He fought his battle against a disease much like he did as a soldier, aggressively, determined, and straightforward. He never surrendered to his illness until he finished his writing. At that point, he surrendered “unconditionally” to his fate. The conditions in which he resisted his illness can be viewed in the context of today’s science. He was afflicted by a one two punch of addictive diseases, briefly discussed below.

During his days, little was known about the chemical dependency and adverse effects that stemmed from alcohol and nicotine addiction. People blamed one’s addiction on religious and moral reasons. Medical science and popular opinion were void of any scientific explanation for addiction. It was believed that punishment would relieve one of the demons causing such harmful effects. In the absence of formal punishment, society used guilt and shame in an attempt to rid one oh his or her addiction.

Grant was famous and infamous at the same time; because of his conflicting character traits and alcoholic disease. On one hand,  Grant was famous for his victories; Fort Donelson, Shiloh, Vicksburg, Chattanooga, The Wilderness Campaign, Spotsylvania, and the surrender of Lee at Appomattox, Va. Now on the other hand, throughout the war his drinking was infamous, President Lincoln was a defender against Grant’s critics. There were complaints; that he was a butcher, incompetent, and a drunk. Grant’s drinking was common knowledge amongst his officers. Fortunately his excessive drinking did not impede most of his military decisions.

Lincoln’s response to Grant’s critics after the victory at Vicksburg. ” I will send a barrrel of whiskey to every General in the Army.”

He was especially criticized, at the victory of Vicksburg, when he ordered the release of captured Confederates to return home in exchange for a promise– that they would never again fight for the Confederacy.

Despite the scandals that arose during his presidency, Grant was never personally involved with any of them. He was infamously resented by Southerners for his role in “Reconstruction” and the passage of the 15th Amendment to the Constitution. Grant had a disdain for politics, and he had an unwillingness to play the political game in Washington, D.C. He was an enigma of his own doing; as he was viewed by the press and others as a chameleon.

In closing,  Grant remained a modest man and soldier. He was calm, loyal, and intelligent.  He understood how to discipline and command his troops. His ability to lead was learned from General Zachery Taylor, his commanding officer, during the Mexican War. His calmness was acquired from training horses, he was the “horse whisper.”

1867 Chromolithograph of Ulysses Grant by Fabronius, Gurney & Son. — Image by © CORBIS

Today, he is most remembered for being the commander of the victorious Union Army.  He left us with a strong legacy of an aggressive and a determined leader.

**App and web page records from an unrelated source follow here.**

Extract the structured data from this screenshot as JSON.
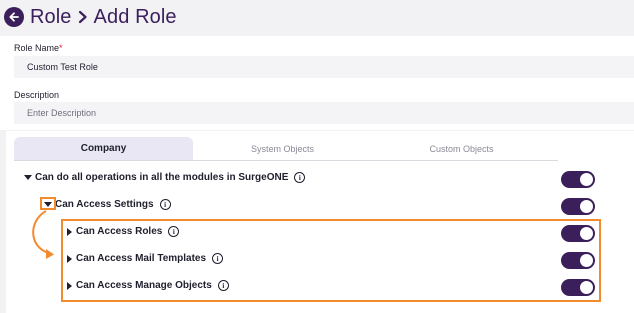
{
  "header": {
    "breadcrumb_parent": "Role",
    "breadcrumb_current": "Add Role"
  },
  "form": {
    "role_name_label": "Role Name",
    "required_marker": "*",
    "role_name_value": "Custom Test Role",
    "description_label": "Description",
    "description_placeholder": "Enter Description"
  },
  "tabs": [
    {
      "label": "Company",
      "active": true
    },
    {
      "label": "System Objects",
      "active": false
    },
    {
      "label": "Custom Objects",
      "active": false
    }
  ],
  "permissions": [
    {
      "label": "Can do all operations in all the modules in SurgeONE",
      "expanded": true,
      "enabled": true,
      "level": 0
    },
    {
      "label": "Can Access Settings",
      "expanded": true,
      "enabled": true,
      "level": 1
    },
    {
      "label": "Can Access Roles",
      "expanded": false,
      "enabled": true,
      "level": 2
    },
    {
      "label": "Can Access Mail Templates",
      "expanded": false,
      "enabled": true,
      "level": 2
    },
    {
      "label": "Can Access Manage Objects",
      "expanded": false,
      "enabled": true,
      "level": 2
    }
  ],
  "icons": {
    "back": "back-arrow-icon",
    "separator": "chevron-right-icon",
    "info": "info-icon",
    "expand": "caret-icon"
  },
  "colors": {
    "brand": "#3b1f5a",
    "annotation": "#f28a2e",
    "required": "#d8262c"
  }
}
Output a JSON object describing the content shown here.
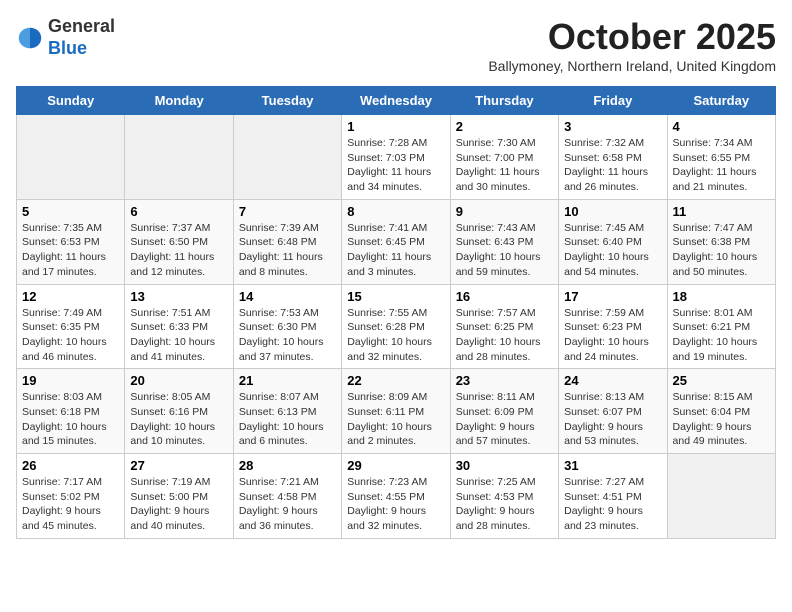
{
  "logo": {
    "general": "General",
    "blue": "Blue"
  },
  "header": {
    "month_title": "October 2025",
    "subtitle": "Ballymoney, Northern Ireland, United Kingdom"
  },
  "weekdays": [
    "Sunday",
    "Monday",
    "Tuesday",
    "Wednesday",
    "Thursday",
    "Friday",
    "Saturday"
  ],
  "weeks": [
    [
      {
        "day": "",
        "info": ""
      },
      {
        "day": "",
        "info": ""
      },
      {
        "day": "",
        "info": ""
      },
      {
        "day": "1",
        "info": "Sunrise: 7:28 AM\nSunset: 7:03 PM\nDaylight: 11 hours\nand 34 minutes."
      },
      {
        "day": "2",
        "info": "Sunrise: 7:30 AM\nSunset: 7:00 PM\nDaylight: 11 hours\nand 30 minutes."
      },
      {
        "day": "3",
        "info": "Sunrise: 7:32 AM\nSunset: 6:58 PM\nDaylight: 11 hours\nand 26 minutes."
      },
      {
        "day": "4",
        "info": "Sunrise: 7:34 AM\nSunset: 6:55 PM\nDaylight: 11 hours\nand 21 minutes."
      }
    ],
    [
      {
        "day": "5",
        "info": "Sunrise: 7:35 AM\nSunset: 6:53 PM\nDaylight: 11 hours\nand 17 minutes."
      },
      {
        "day": "6",
        "info": "Sunrise: 7:37 AM\nSunset: 6:50 PM\nDaylight: 11 hours\nand 12 minutes."
      },
      {
        "day": "7",
        "info": "Sunrise: 7:39 AM\nSunset: 6:48 PM\nDaylight: 11 hours\nand 8 minutes."
      },
      {
        "day": "8",
        "info": "Sunrise: 7:41 AM\nSunset: 6:45 PM\nDaylight: 11 hours\nand 3 minutes."
      },
      {
        "day": "9",
        "info": "Sunrise: 7:43 AM\nSunset: 6:43 PM\nDaylight: 10 hours\nand 59 minutes."
      },
      {
        "day": "10",
        "info": "Sunrise: 7:45 AM\nSunset: 6:40 PM\nDaylight: 10 hours\nand 54 minutes."
      },
      {
        "day": "11",
        "info": "Sunrise: 7:47 AM\nSunset: 6:38 PM\nDaylight: 10 hours\nand 50 minutes."
      }
    ],
    [
      {
        "day": "12",
        "info": "Sunrise: 7:49 AM\nSunset: 6:35 PM\nDaylight: 10 hours\nand 46 minutes."
      },
      {
        "day": "13",
        "info": "Sunrise: 7:51 AM\nSunset: 6:33 PM\nDaylight: 10 hours\nand 41 minutes."
      },
      {
        "day": "14",
        "info": "Sunrise: 7:53 AM\nSunset: 6:30 PM\nDaylight: 10 hours\nand 37 minutes."
      },
      {
        "day": "15",
        "info": "Sunrise: 7:55 AM\nSunset: 6:28 PM\nDaylight: 10 hours\nand 32 minutes."
      },
      {
        "day": "16",
        "info": "Sunrise: 7:57 AM\nSunset: 6:25 PM\nDaylight: 10 hours\nand 28 minutes."
      },
      {
        "day": "17",
        "info": "Sunrise: 7:59 AM\nSunset: 6:23 PM\nDaylight: 10 hours\nand 24 minutes."
      },
      {
        "day": "18",
        "info": "Sunrise: 8:01 AM\nSunset: 6:21 PM\nDaylight: 10 hours\nand 19 minutes."
      }
    ],
    [
      {
        "day": "19",
        "info": "Sunrise: 8:03 AM\nSunset: 6:18 PM\nDaylight: 10 hours\nand 15 minutes."
      },
      {
        "day": "20",
        "info": "Sunrise: 8:05 AM\nSunset: 6:16 PM\nDaylight: 10 hours\nand 10 minutes."
      },
      {
        "day": "21",
        "info": "Sunrise: 8:07 AM\nSunset: 6:13 PM\nDaylight: 10 hours\nand 6 minutes."
      },
      {
        "day": "22",
        "info": "Sunrise: 8:09 AM\nSunset: 6:11 PM\nDaylight: 10 hours\nand 2 minutes."
      },
      {
        "day": "23",
        "info": "Sunrise: 8:11 AM\nSunset: 6:09 PM\nDaylight: 9 hours\nand 57 minutes."
      },
      {
        "day": "24",
        "info": "Sunrise: 8:13 AM\nSunset: 6:07 PM\nDaylight: 9 hours\nand 53 minutes."
      },
      {
        "day": "25",
        "info": "Sunrise: 8:15 AM\nSunset: 6:04 PM\nDaylight: 9 hours\nand 49 minutes."
      }
    ],
    [
      {
        "day": "26",
        "info": "Sunrise: 7:17 AM\nSunset: 5:02 PM\nDaylight: 9 hours\nand 45 minutes."
      },
      {
        "day": "27",
        "info": "Sunrise: 7:19 AM\nSunset: 5:00 PM\nDaylight: 9 hours\nand 40 minutes."
      },
      {
        "day": "28",
        "info": "Sunrise: 7:21 AM\nSunset: 4:58 PM\nDaylight: 9 hours\nand 36 minutes."
      },
      {
        "day": "29",
        "info": "Sunrise: 7:23 AM\nSunset: 4:55 PM\nDaylight: 9 hours\nand 32 minutes."
      },
      {
        "day": "30",
        "info": "Sunrise: 7:25 AM\nSunset: 4:53 PM\nDaylight: 9 hours\nand 28 minutes."
      },
      {
        "day": "31",
        "info": "Sunrise: 7:27 AM\nSunset: 4:51 PM\nDaylight: 9 hours\nand 23 minutes."
      },
      {
        "day": "",
        "info": ""
      }
    ]
  ]
}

As the history of his role in the war is revisited, it is hoped that his memory will be seen –for not how he fought the war, but for how he ended the war– with respect and honor. Our nation shall never forget one of our greatest American heroes—Ulysses S. Grant.